The problem —
Which lines in the data below contain the word "title"? Return each of them.

=== Begin Enclosure ===

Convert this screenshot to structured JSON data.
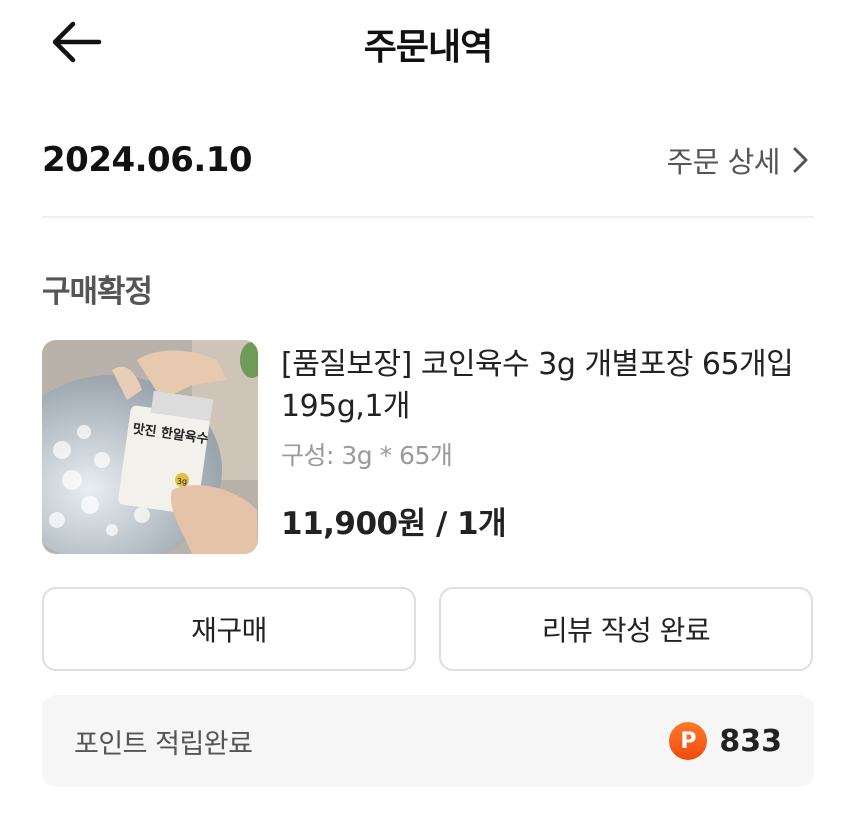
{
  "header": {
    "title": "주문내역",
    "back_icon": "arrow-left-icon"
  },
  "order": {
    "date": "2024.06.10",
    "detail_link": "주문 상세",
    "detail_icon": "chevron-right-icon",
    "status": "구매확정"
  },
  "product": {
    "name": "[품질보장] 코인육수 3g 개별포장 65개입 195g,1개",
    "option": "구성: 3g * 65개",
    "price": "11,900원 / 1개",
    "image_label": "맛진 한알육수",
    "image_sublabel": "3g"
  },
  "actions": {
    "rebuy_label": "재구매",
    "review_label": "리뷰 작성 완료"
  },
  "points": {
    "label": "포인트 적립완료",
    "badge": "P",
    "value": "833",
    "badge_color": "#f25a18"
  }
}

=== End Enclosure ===
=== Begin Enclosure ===

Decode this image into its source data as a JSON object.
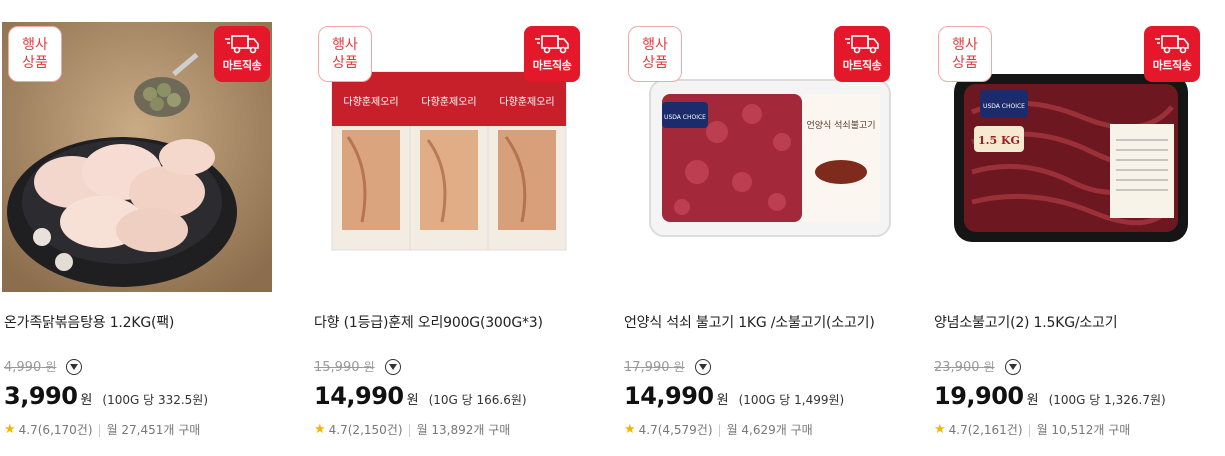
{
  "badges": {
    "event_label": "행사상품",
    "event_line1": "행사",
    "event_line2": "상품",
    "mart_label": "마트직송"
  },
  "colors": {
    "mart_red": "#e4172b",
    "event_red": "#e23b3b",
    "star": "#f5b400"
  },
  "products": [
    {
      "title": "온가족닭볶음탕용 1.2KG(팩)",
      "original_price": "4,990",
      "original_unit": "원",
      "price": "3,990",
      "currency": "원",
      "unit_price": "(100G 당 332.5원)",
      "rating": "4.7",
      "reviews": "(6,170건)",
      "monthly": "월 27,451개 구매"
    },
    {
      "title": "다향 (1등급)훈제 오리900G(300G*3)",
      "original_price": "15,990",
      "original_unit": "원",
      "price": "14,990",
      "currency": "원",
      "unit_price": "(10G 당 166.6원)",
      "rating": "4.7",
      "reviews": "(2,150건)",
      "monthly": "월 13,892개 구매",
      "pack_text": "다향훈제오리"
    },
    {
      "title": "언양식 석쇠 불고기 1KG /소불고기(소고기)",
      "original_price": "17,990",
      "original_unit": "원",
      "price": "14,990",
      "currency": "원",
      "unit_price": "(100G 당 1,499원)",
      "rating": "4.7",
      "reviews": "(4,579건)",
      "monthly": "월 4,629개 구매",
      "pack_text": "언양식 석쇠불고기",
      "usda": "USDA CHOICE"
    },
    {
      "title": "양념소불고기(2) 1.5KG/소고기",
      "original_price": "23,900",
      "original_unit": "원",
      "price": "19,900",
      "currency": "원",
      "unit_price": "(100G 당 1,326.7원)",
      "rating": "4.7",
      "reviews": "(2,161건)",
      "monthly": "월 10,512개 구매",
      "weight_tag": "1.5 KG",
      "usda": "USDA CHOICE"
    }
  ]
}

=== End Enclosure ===

Exercise response —
    "title": "주문내역",
      "title": "온가족닭볶음탕용 1.2KG(팩)",
      "title": "다향 (1등급)훈제 오리900G(300G*3)",
      "title": "언양식 석쇠 불고기 1KG /소불고기(소고기)",
      "title": "양념소불고기(2) 1.5KG/소고기",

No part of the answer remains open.